Many pieces on CRT by self-identified Evangelicals or Reformed Christians will admit that Christians can benefit from CRT insights (3). But the conclusion of many such pieces is that CRT has foundational incompatibilities with Christianity and as such is too dangerous to read and study. If that’s the conclusion, admissions of helpfulness amount to mere lip service. What one hand gives, the other takes away. Our own historiography on issues of race is woefully lacking. Let’s not turn away common-grace insights. The right way to evaluate a truth-claim is not by asking whether the individual who makes it has been infected by CRT. Once we establish the truth of historical claims, we come to an important question, “what do we do about it?” We will address this question in the third installment of this series.
- (1) The Westminster Larger Catechism Question and Answer 145 defines lying, in part, as, “undue silence in a just cause, and holding our peace when iniquity calleth for either a reproof from ourselves, or complaint to others.”
- (2) See “English Christians among the Blackest Nations” in Rebecca Anne Goetz, The Baptism of Early Virginia. (Baltimore: Johns Hopkins University Press, 2012), 13-34. Her historical examination of European Christians is thorough and sobering, though her theological analysis is lacking at times.
- (3) We affirm that Scripture contains everything we need for life and godliness. God’s Word also gives plenty of examples of how Christians can learn from non-Christians or outside sources. Sola Scriptura should not give way to nuda Scriptura.
- Pray that God makes us receptive of truth, regardless of who is telling it.
- Pray that God makes us humble enough to recognize facts we do not like.

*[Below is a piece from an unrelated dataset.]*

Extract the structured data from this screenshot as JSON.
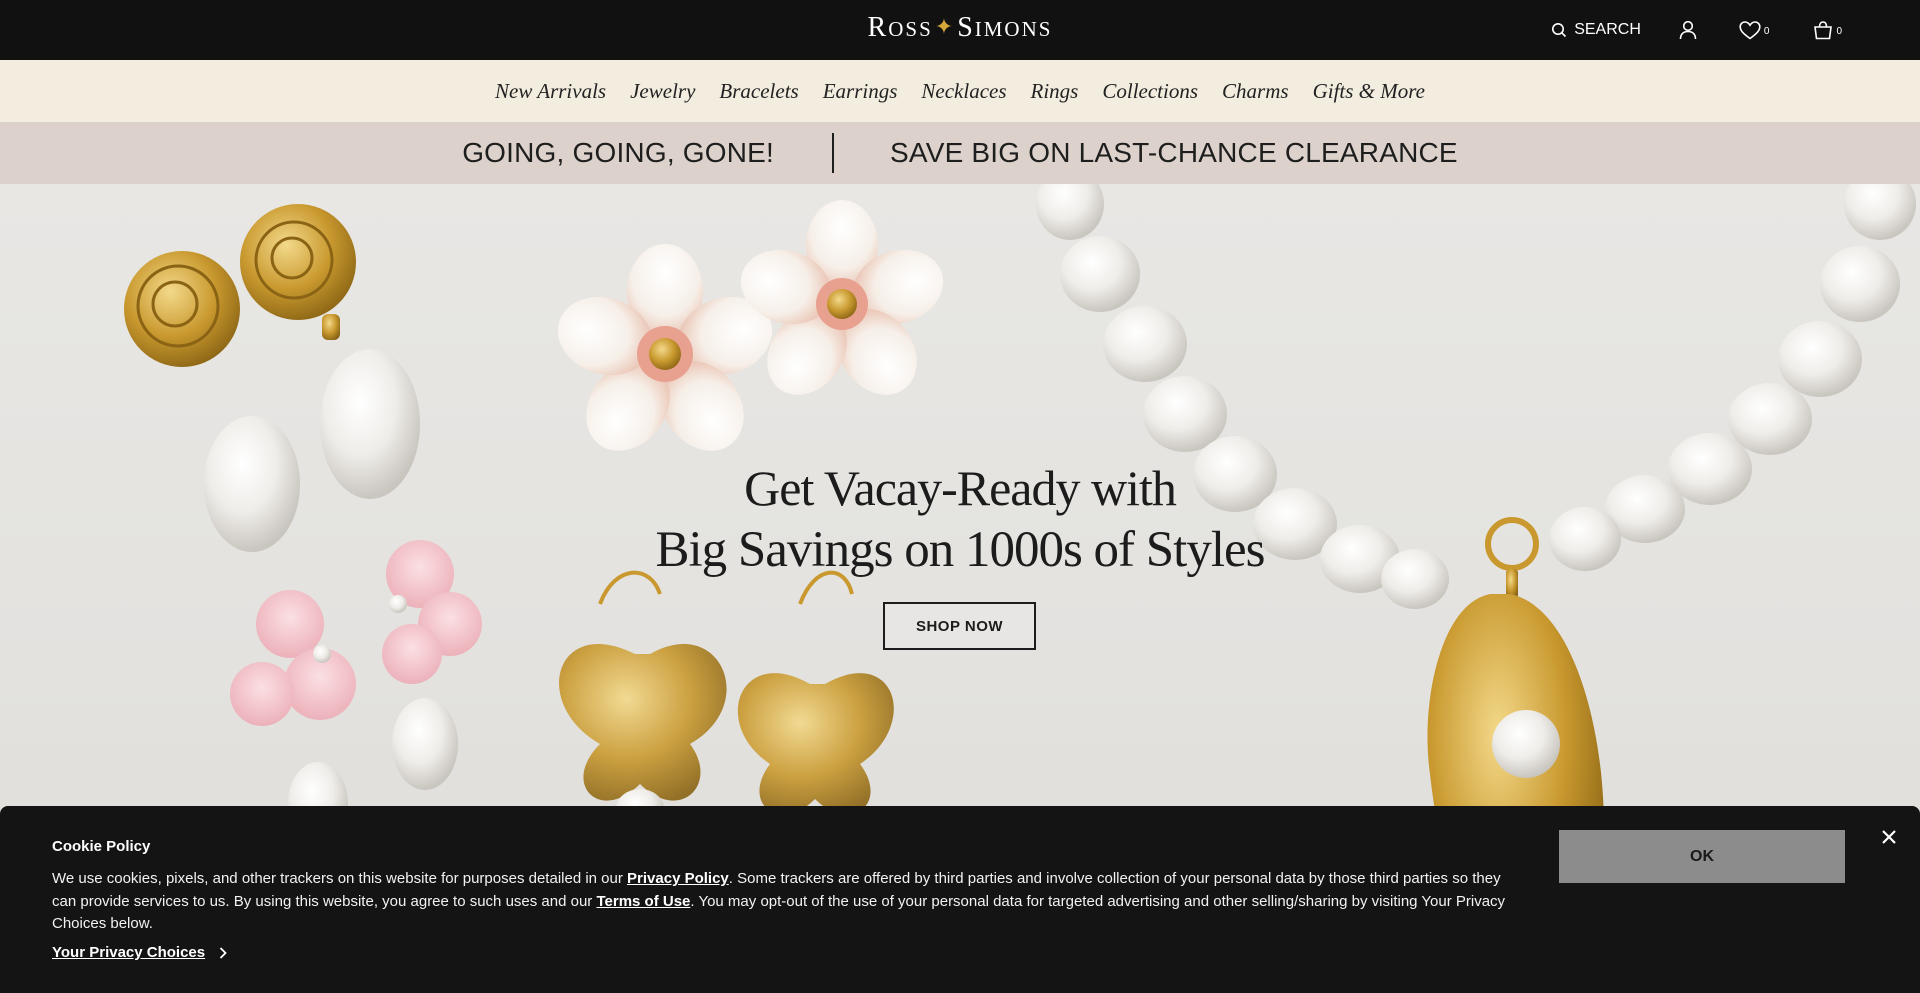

- Pray that God’s people would care more about eradicating racism than defending ourselves from accusations of racism.